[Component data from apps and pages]
▼
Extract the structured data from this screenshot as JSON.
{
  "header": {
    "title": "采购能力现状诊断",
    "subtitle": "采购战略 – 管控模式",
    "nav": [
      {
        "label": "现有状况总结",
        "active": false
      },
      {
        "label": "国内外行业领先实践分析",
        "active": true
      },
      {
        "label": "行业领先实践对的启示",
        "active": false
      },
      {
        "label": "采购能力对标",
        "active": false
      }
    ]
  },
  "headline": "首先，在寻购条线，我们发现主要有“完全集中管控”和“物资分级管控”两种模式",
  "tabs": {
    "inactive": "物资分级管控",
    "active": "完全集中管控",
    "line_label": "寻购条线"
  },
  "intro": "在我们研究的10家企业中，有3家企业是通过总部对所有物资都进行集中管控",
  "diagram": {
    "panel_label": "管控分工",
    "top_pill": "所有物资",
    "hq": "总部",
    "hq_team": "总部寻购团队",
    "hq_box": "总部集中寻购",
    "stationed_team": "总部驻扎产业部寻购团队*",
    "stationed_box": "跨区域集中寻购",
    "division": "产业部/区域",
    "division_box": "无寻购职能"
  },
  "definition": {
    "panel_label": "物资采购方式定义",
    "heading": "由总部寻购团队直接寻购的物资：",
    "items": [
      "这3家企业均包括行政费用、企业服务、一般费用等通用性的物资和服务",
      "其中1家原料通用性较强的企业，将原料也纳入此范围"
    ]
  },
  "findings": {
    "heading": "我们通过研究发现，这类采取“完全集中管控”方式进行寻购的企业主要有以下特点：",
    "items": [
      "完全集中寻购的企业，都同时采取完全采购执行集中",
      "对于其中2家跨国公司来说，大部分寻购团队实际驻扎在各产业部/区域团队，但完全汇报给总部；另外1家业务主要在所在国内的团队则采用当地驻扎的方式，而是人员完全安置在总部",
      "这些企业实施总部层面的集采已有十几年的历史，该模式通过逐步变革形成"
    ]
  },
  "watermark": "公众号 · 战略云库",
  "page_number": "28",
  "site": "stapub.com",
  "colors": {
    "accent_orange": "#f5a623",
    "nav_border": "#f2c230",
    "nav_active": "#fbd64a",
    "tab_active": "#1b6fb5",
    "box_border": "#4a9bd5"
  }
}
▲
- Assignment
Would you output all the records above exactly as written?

- Response
Extract the structured data from this screenshot as JSON.
{
  "header": {
    "title": "采购能力现状诊断",
    "subtitle": "采购战略 – 管控模式",
    "nav": [
      {
        "label": "现有状况总结",
        "active": false
      },
      {
        "label": "国内外行业领先实践分析",
        "active": true
      },
      {
        "label": "行业领先实践对的启示",
        "active": false
      },
      {
        "label": "采购能力对标",
        "active": false
      }
    ]
  },
  "headline": "首先，在寻购条线，我们发现主要有“完全集中管控”和“物资分级管控”两种模式",
  "tabs": {
    "inactive": "物资分级管控",
    "active": "完全集中管控",
    "line_label": "寻购条线"
  },
  "intro": "在我们研究的10家企业中，有3家企业是通过总部对所有物资都进行集中管控",
  "diagram": {
    "panel_label": "管控分工",
    "top_pill": "所有物资",
    "hq": "总部",
    "hq_team": "总部寻购团队",
    "hq_box": "总部集中寻购",
    "stationed_team": "总部驻扎产业部寻购团队*",
    "stationed_box": "跨区域集中寻购",
    "division": "产业部/区域",
    "division_box": "无寻购职能"
  },
  "definition": {
    "panel_label": "物资采购方式定义",
    "heading": "由总部寻购团队直接寻购的物资：",
    "items": [
      "这3家企业均包括行政费用、企业服务、一般费用等通用性的物资和服务",
      "其中1家原料通用性较强的企业，将原料也纳入此范围"
    ]
  },
  "findings": {
    "heading": "我们通过研究发现，这类采取“完全集中管控”方式进行寻购的企业主要有以下特点：",
    "items": [
      "完全集中寻购的企业，都同时采取完全采购执行集中",
      "对于其中2家跨国公司来说，大部分寻购团队实际驻扎在各产业部/区域团队，但完全汇报给总部；另外1家业务主要在所在国内的团队则采用当地驻扎的方式，而是人员完全安置在总部",
      "这些企业实施总部层面的集采已有十几年的历史，该模式通过逐步变革形成"
    ]
  },
  "watermark": "公众号 · 战略云库",
  "page_number": "28",
  "site": "stapub.com",
  "colors": {
    "accent_orange": "#f5a623",
    "nav_border": "#f2c230",
    "nav_active": "#fbd64a",
    "tab_active": "#1b6fb5",
    "box_border": "#4a9bd5"
  }
}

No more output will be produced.